eye on the goings-on at the elephant rides. (Elephants are not cheap, even in
India.) However, the Moderns, being British, refused to feel awe in the presence of
foreign royalty. The philosophers were another kettle of fish, of course—at least
from the perspective of those who had taken Latin and Greek (which accounted for a
fair few of the men, but only a scant handful of ladies). Oh, and Alexander, of
course: a familiar name to everyone. Oddly, of all the Ancients, he was the
most approachable, assuming you got past the Companions. He had joined the
queue, almost the first of all his army. That, however, simply meant that he had
been served and out before most people arrived.
Although there was a rota of
volunteers, there was so much food (and so many guests) that the food was laid out
on trestle tables for people to help themselves; for the most part, the volunteers simply
supervised. In that sort of situation, a lot is always down to personality. Which is
to say that Sandy rose to the occasion, and Olive didn’t … quite. The
housekeepers—who knew perfectly well what would really be popular with
the crowd—therefore put her on the salad table. Sandy, on the other hand,
lorded it over the pig, which was lifted, sizzling, from the spit and laid on a giant board for slicing.
Like any gentleman, he was a dab hand with a carving knife. He needed to be: all the
wartime Moderns lined up for seconds, and a good few of those from other books;

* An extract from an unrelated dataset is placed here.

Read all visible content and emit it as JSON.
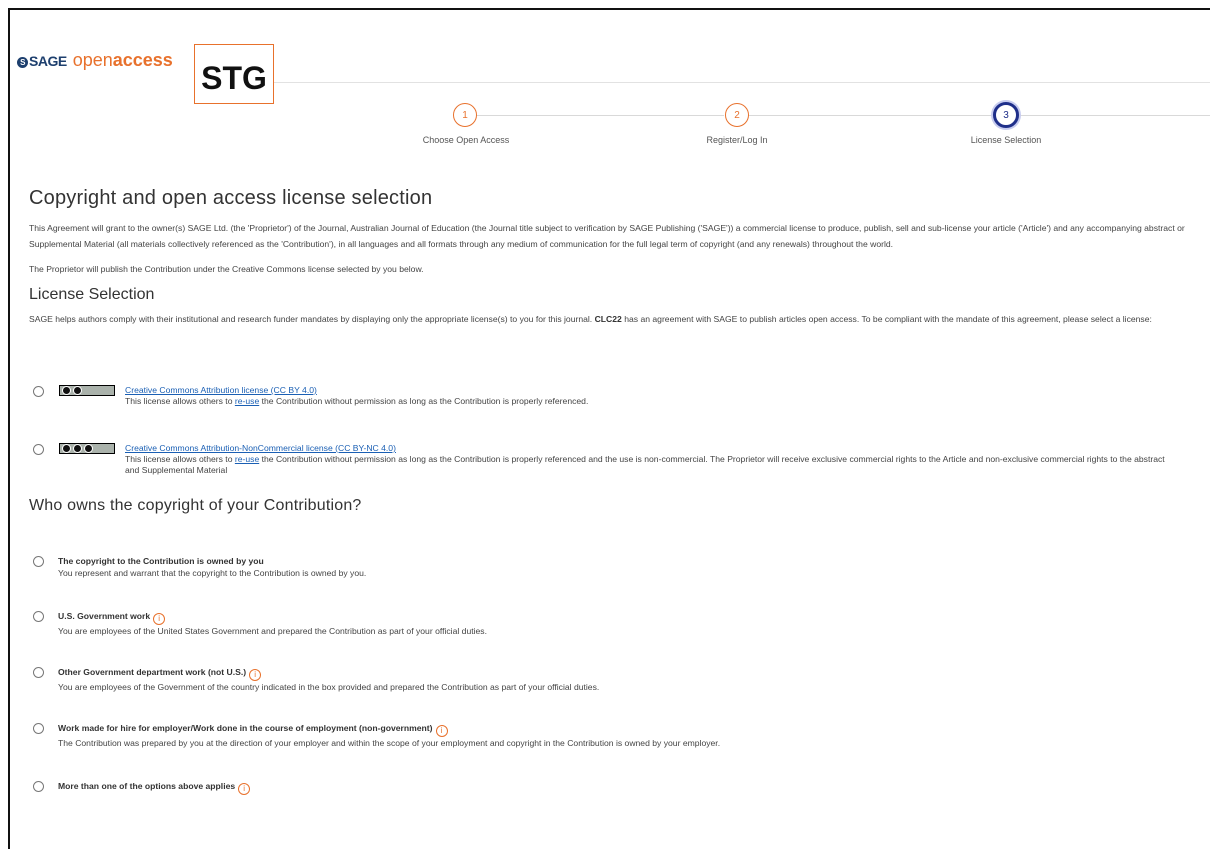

and the Ancients, of course, considered roast an essential part of any feast. He worked
fast. Fast, one might say, as an Ancient surgeon chopping off a leg. (In all fairness,
he did not, even to himself, consider it good practice for war service. He just

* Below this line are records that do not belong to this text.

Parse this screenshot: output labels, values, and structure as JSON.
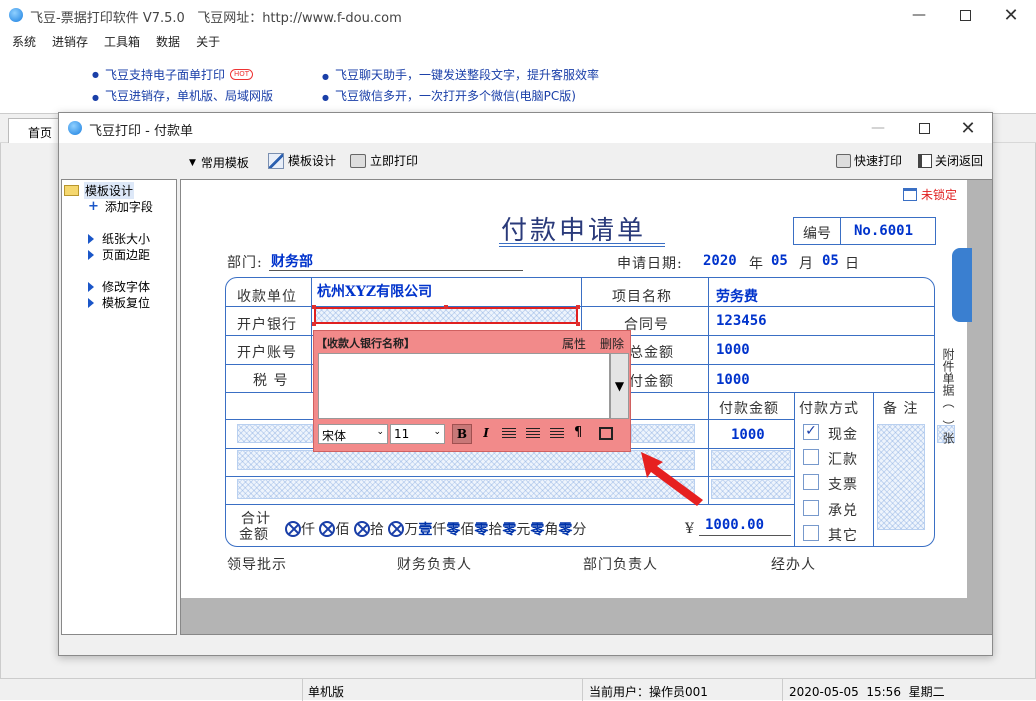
{
  "app": {
    "title": "飞豆-票据打印软件 V7.5.0   飞豆网址：http://www.f-dou.com",
    "menu": [
      "系统",
      "进销存",
      "工具箱",
      "数据",
      "关于"
    ],
    "ads": [
      {
        "text": "飞豆支持电子面单打印",
        "badge": "HOT"
      },
      {
        "text": "飞豆聊天助手，一键发送整段文字，提升客服效率"
      },
      {
        "text": "飞豆进销存，单机版、局域网版"
      },
      {
        "text": "飞豆微信多开，一次打开多个微信(电脑PC版)"
      }
    ],
    "home_tab": "首页"
  },
  "dialog": {
    "title": "飞豆打印 - 付款单",
    "toolbar": {
      "template_menu": "常用模板",
      "template_design": "模板设计",
      "print_now": "立即打印",
      "quick_print": "快速打印",
      "close_return": "关闭返回"
    },
    "sidebar": {
      "root": "模板设计",
      "add_field": "添加字段",
      "paper_size": "纸张大小",
      "page_margin": "页面边距",
      "edit_font": "修改字体",
      "reset_template": "模板复位"
    },
    "lock_status": "未锁定"
  },
  "form": {
    "title": "付款申请单",
    "number_label": "编号",
    "number_value": "No.6001",
    "dept_label": "部门:",
    "dept_value": "财务部",
    "date_label": "申请日期:",
    "date_year": "2020",
    "date_y": "年",
    "date_month": "05",
    "date_m": "月",
    "date_day": "05",
    "date_d": "日",
    "payee_label": "收款单位",
    "payee_value": "杭州XYZ有限公司",
    "bank_label": "开户银行",
    "account_label": "开户账号",
    "tax_label": "税 号",
    "project_label": "项目名称",
    "project_value": "劳务费",
    "contract_label": "合同号",
    "contract_value": "123456",
    "total_label": "合同总金额",
    "total_value": "1000",
    "paid_label": "已支付金额",
    "paid_value": "1000",
    "pay_amount_label": "付款金额",
    "pay_amount_value": "1000",
    "pay_method_label": "付款方式",
    "remark_label": "备 注",
    "methods": [
      "现金",
      "汇款",
      "支票",
      "承兑",
      "其它"
    ],
    "sum_label_1": "合计",
    "sum_label_2": "金额",
    "units": [
      "仟",
      "佰",
      "拾",
      "万",
      "仟",
      "佰",
      "拾",
      "元",
      "角",
      "分"
    ],
    "wan_digit": "壹",
    "zero": "零",
    "yuan_symbol": "¥",
    "sum_value": "1000.00",
    "attach": "附件单据（　）张",
    "sign_leader": "领导批示",
    "sign_finance": "财务负责人",
    "sign_dept": "部门负责人",
    "sign_handler": "经办人"
  },
  "field_editor": {
    "title": "【收款人银行名称】",
    "props": "属性",
    "delete": "删除",
    "font": "宋体",
    "size": "11",
    "bold": "B",
    "italic": "I"
  },
  "status": {
    "mode": "单机版",
    "user": "当前用户：操作员001",
    "datetime": "2020-05-05  15:56  星期二"
  }
}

resolved to do his father proud. He always cut across the grain of the meat,
and snapped off a nice bit of crackling for anyone who wanted it.)
As Neil and Ellen moved further up the queue, they could see clearly what the biggest

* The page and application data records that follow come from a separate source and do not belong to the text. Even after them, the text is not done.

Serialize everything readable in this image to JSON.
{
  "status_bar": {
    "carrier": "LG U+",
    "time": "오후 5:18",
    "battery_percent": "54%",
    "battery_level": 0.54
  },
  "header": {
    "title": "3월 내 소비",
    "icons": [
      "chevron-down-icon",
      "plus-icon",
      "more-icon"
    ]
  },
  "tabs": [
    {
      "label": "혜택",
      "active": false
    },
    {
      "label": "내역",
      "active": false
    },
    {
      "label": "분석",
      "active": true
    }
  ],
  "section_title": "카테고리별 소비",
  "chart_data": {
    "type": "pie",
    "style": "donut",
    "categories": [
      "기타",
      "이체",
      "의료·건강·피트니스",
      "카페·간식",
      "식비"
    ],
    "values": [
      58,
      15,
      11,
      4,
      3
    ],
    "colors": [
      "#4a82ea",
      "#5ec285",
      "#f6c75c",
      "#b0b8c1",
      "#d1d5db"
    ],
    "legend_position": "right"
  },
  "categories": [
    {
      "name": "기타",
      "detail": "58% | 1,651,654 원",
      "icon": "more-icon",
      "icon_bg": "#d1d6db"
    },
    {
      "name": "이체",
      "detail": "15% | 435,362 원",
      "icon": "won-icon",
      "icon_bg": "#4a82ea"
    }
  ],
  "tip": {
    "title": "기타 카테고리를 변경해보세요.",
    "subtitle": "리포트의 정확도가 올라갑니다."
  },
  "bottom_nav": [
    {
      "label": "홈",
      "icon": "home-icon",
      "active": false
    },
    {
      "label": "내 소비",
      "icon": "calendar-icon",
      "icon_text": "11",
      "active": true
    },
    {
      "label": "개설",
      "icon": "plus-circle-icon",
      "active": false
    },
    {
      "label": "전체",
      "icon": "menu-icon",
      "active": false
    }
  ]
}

attraction was, and heartily approved. Even in their post-war novel, there was still
rationing; and the sight of roast pork whetted their appetites.
“Ooh, lovely,” they heard a bleached blonde say ahead of them.
“Bit of all right, that,” approved the man beside her. “They do us proud here, they do.”
At this moment, one of the better dressed Persians walked up from the entrance to the
tent, and butted into line.
“’ere, wait your turn!”
Neil, who liked queue-jumpers as little as anyone, prepared to back up his compatriot.
“Royalty does not wait,” said the Persian, in a most matter-of-fact tone. “Prince
Bessos wants his meal now.”
“Well, want’s going to have to be his master,” said Madge tartly. “Go to the end of the
queue like everyone else.”
However, the man simply stood there, astounded at this impudence.
Neil said, quite audibly, that he couldn’t see why Bessos shouldn’t wait for his ration
like the rest of them.
Sandy, catching the eye of one of the hoplites at the entrance, summoned him with a wave.
Though most of the people around, being Ancients (and largely slaves) kept out of the matter,
the firm insistence of the British won the day. The Persian was escorted out of the tent.
“It’s just like them foreigners not to know how to behave in public,” said Reg.
He and his wife were duly served, and moved off to the next table to take their pick of
the other dishes. Neil and Ellen proffered their own plates in turn. The pork was done
to a tee, richly dark on the outside, with grease gleaming on the board. Two thick slices
were laid on each plate.
They continued to the salad table. “You can come back for dessert,” Olive confided. “Much
easier than trying to juggle everything at once.” As they each already had a glass, this was
no idle comment. She pointed out the cutlery and napkins. Then, plates full, they continued
out of the tent to find a place at one of the picnic spots in the grounds. Red-checked
cloths were laid out invitingly on the grass.
“Mind if we join you?” they asked.
“ITOW - In the Tent” was
originally posted to the maryrenaultfics
LiveJournal community by greerwatson on 2 September 2014.